Paramount’s control of the bank continues to infuriate some environmentalists. In recent dry years, the bank sold some of its stored water back to the state at a premium, Public Citizen reported.
“Resnick likes to call himself a farmer, but he is in the business of selling public water, with none of the profits returned to the taxpayers,” says Walter Shubin, a director of the Revive the San Joaquin environmental group in Fresno.
A supportive community
When she first emerged as a statewide candidate in the 1990 governor’s race,Feinstein made little headway in the Central Valley, and she was defeated by Wilson. After she was elected to the Senate two years later, Feinstein set out to befriend farmers.
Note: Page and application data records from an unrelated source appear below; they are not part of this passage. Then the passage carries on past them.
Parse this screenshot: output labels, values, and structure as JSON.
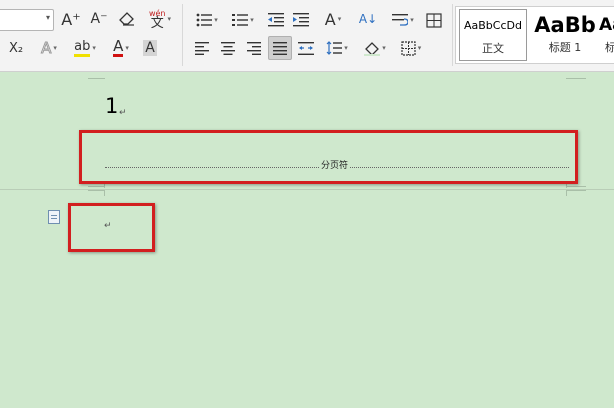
{
  "ribbon": {
    "font_size": {
      "value": "",
      "dropdown": "▾"
    },
    "font_buttons": {
      "grow_font": "A⁺",
      "shrink_font": "A⁻",
      "clear_format": "◇",
      "phonetic_top": "wén",
      "phonetic_char": "文",
      "subscript": "X₂",
      "text_effect": "A",
      "highlight": "ab",
      "font_color": "A",
      "char_shading": "A"
    },
    "paragraph_buttons": {
      "chinese_layout": "A",
      "sort": "A↓",
      "line_spacing": "↕"
    },
    "styles": [
      {
        "preview": "AaBbCcDd",
        "caption": "正文"
      },
      {
        "preview": "AaBb",
        "caption": "标题 1"
      },
      {
        "preview": "Aa",
        "caption": "标"
      }
    ]
  },
  "document": {
    "page_number_text": "1",
    "paragraph_mark": "↵",
    "page_break_label": "分页符",
    "new_page_paragraph_mark": "↵"
  }
}
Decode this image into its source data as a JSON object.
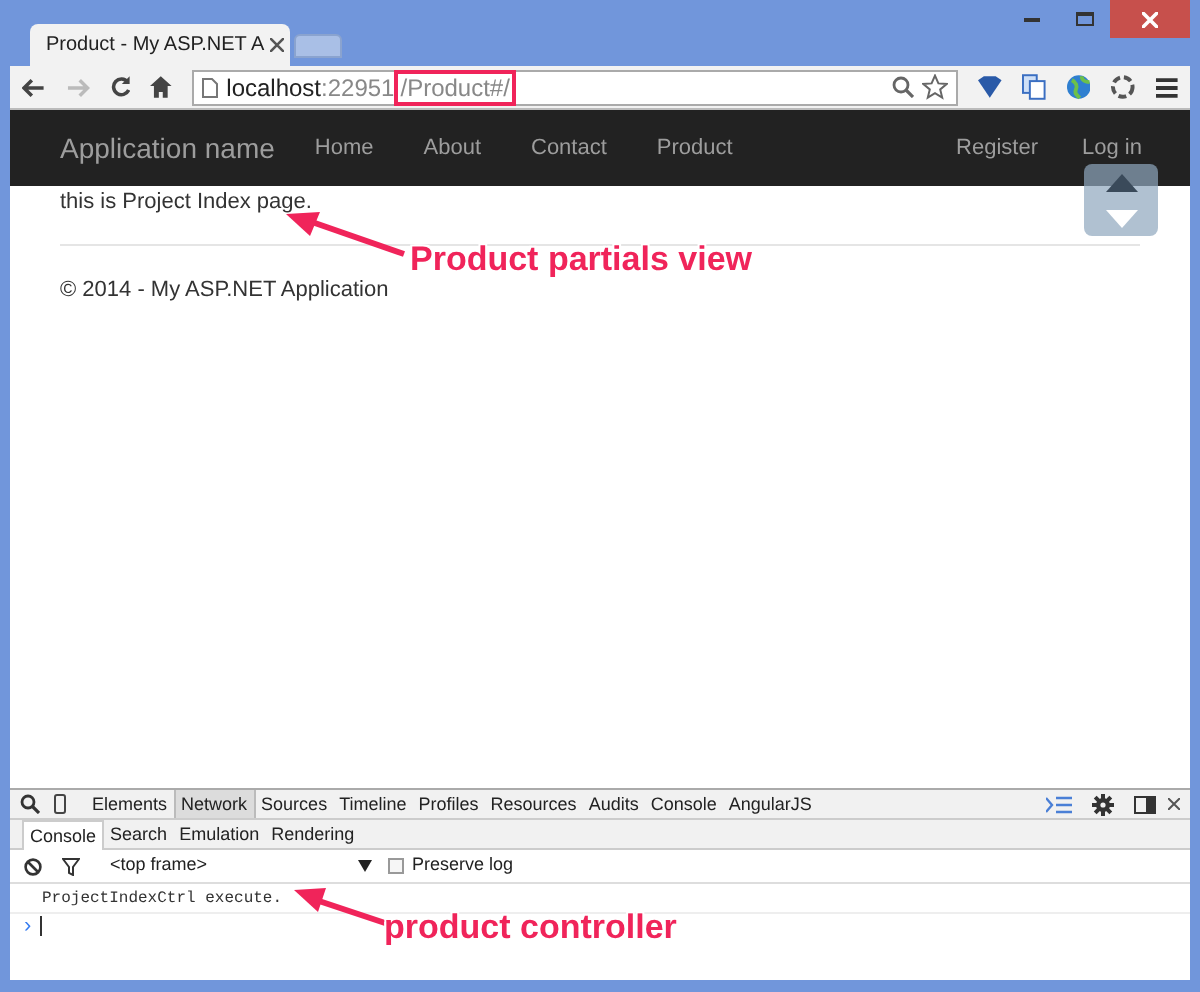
{
  "browser": {
    "tab": {
      "title": "Product - My ASP.NET A"
    },
    "address": {
      "host": "localhost",
      "port": ":22951",
      "path": "/Product#/"
    }
  },
  "navbar": {
    "brand": "Application name",
    "items": [
      "Home",
      "About",
      "Contact",
      "Product"
    ],
    "right_items": [
      "Register",
      "Log in"
    ]
  },
  "content": {
    "text": "this is Project Index page.",
    "footer": "© 2014 - My ASP.NET Application"
  },
  "devtools": {
    "tabs": [
      {
        "label": "Elements",
        "selected": false
      },
      {
        "label": "Network",
        "selected": true
      },
      {
        "label": "Sources",
        "selected": false
      },
      {
        "label": "Timeline",
        "selected": false
      },
      {
        "label": "Profiles",
        "selected": false
      },
      {
        "label": "Resources",
        "selected": false
      },
      {
        "label": "Audits",
        "selected": false
      },
      {
        "label": "Console",
        "selected": false
      },
      {
        "label": "AngularJS",
        "selected": false
      }
    ],
    "subtabs": [
      {
        "label": "Console",
        "selected": true
      },
      {
        "label": "Search",
        "selected": false
      },
      {
        "label": "Emulation",
        "selected": false
      },
      {
        "label": "Rendering",
        "selected": false
      }
    ],
    "frame": "<top frame>",
    "preserve_log": {
      "label": "Preserve log",
      "checked": false
    },
    "log": [
      "ProjectIndexCtrl execute."
    ],
    "prompt": "›"
  },
  "annotations": [
    "Product partials view",
    "product controller"
  ]
}
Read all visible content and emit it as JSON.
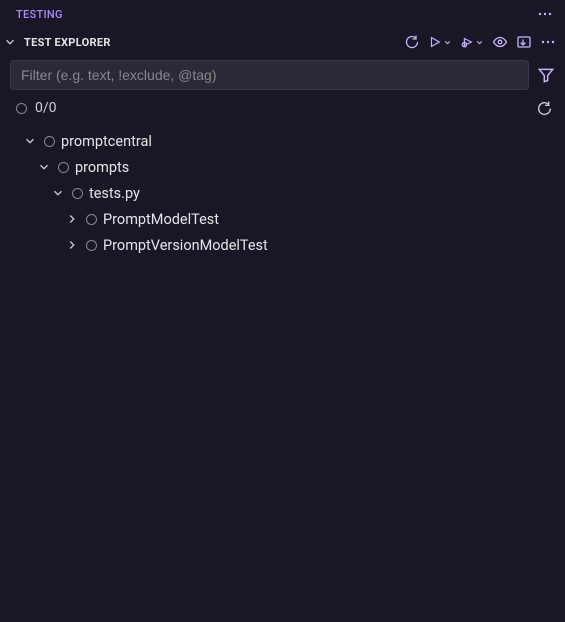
{
  "panel": {
    "title": "TESTING"
  },
  "section": {
    "title": "TEST EXPLORER"
  },
  "filter": {
    "placeholder": "Filter (e.g. text, !exclude, @tag)",
    "value": ""
  },
  "status": {
    "counts": "0/0"
  },
  "tree": {
    "items": [
      {
        "label": "promptcentral",
        "depth": 0,
        "expanded": true
      },
      {
        "label": "prompts",
        "depth": 1,
        "expanded": true
      },
      {
        "label": "tests.py",
        "depth": 2,
        "expanded": true
      },
      {
        "label": "PromptModelTest",
        "depth": 3,
        "expanded": false
      },
      {
        "label": "PromptVersionModelTest",
        "depth": 3,
        "expanded": false
      }
    ]
  }
}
Her attention to agriculture and water issues has paid off, says Dan Schnur, director of the Unruh Institute of Politics at USC and a former Wilson aide
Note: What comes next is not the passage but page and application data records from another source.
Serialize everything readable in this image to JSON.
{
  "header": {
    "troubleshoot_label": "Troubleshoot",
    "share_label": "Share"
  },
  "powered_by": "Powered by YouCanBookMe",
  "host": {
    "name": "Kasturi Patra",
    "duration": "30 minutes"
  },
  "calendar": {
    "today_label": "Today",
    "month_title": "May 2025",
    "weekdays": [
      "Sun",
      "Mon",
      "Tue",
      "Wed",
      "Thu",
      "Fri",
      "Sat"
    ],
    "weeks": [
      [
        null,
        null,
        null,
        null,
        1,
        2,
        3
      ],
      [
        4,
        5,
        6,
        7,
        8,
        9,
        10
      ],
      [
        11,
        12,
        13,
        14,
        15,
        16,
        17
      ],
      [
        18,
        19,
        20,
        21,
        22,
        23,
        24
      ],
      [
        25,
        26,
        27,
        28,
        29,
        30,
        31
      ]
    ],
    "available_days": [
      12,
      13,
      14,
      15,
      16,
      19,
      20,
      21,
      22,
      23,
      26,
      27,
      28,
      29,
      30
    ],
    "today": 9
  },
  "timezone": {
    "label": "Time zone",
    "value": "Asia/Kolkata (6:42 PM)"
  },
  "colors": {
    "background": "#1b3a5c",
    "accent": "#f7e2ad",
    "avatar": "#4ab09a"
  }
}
“That community has been very supportive of her, much more for her than for most statewide Democrats,” Schnur says.
The Resnicks contributed $4,000 to Feinstein’s 1994 re-election campaign. When she ran again in 2000, they gave her $7,000. Resnick also donated $225,000 to Democratic political committees that were active in key Democratic races.
Resnick said he first got to know Feinstein personally 10 or 12 years ago because the senator also has a second home in Aspen.
In August 2000, when the Democratic National convention was in Los Angeles, the Resnicks hosted a cocktail party for Feinstein in their home. Among the guests were the singer Nancy Sinatra, then-Gov. Davis and former President Jimmy Carter, the Los Angeles Times reported.
In 2007, they gave $10,000 to the Fund for the Majority, Feinstein’s political action committee. In June, another committee to which Resnick has contributed, the California Citrus Mutual PAC, spent $2,500 to host a fundraiser for Feinstein, records show.
Feinstein also socializes with the Resnicks. Arianna Huffington, the blog editor and former candidate for governor, told the New York Observer in 2006 that she has pent New Year’s with Feinstein at the Resnicks’ home in Aspen. “We wore silly hats and had lots of streamers and everything,” she said of the party.
On Aug. 26, Feinstein met with growers and water agency officials in Coalinga, Fresno County. While there, she told the Fresno Bee that she wanted the U.S. Interior Department to reconsider the biological opinions underlying the Delta protection plan.
The following week, she received the letter from Resnick, which was first reported by the Contra Costa Times. She then sent her own letters to Interior Secretary Salazar and U.S. Commerce Secretary Gary Locke. Days later, the administration agreed to pay $750,000 to have the National Academy of Sciences re-study the scientific issues underlying the Delta protection plan.
Last month, state lawmakers enacted a package of measures aimed at reforming the state’s outmoded water allocation system. The centerpiece – an $11 billion bond to build new dams and canals – must be approved by voters.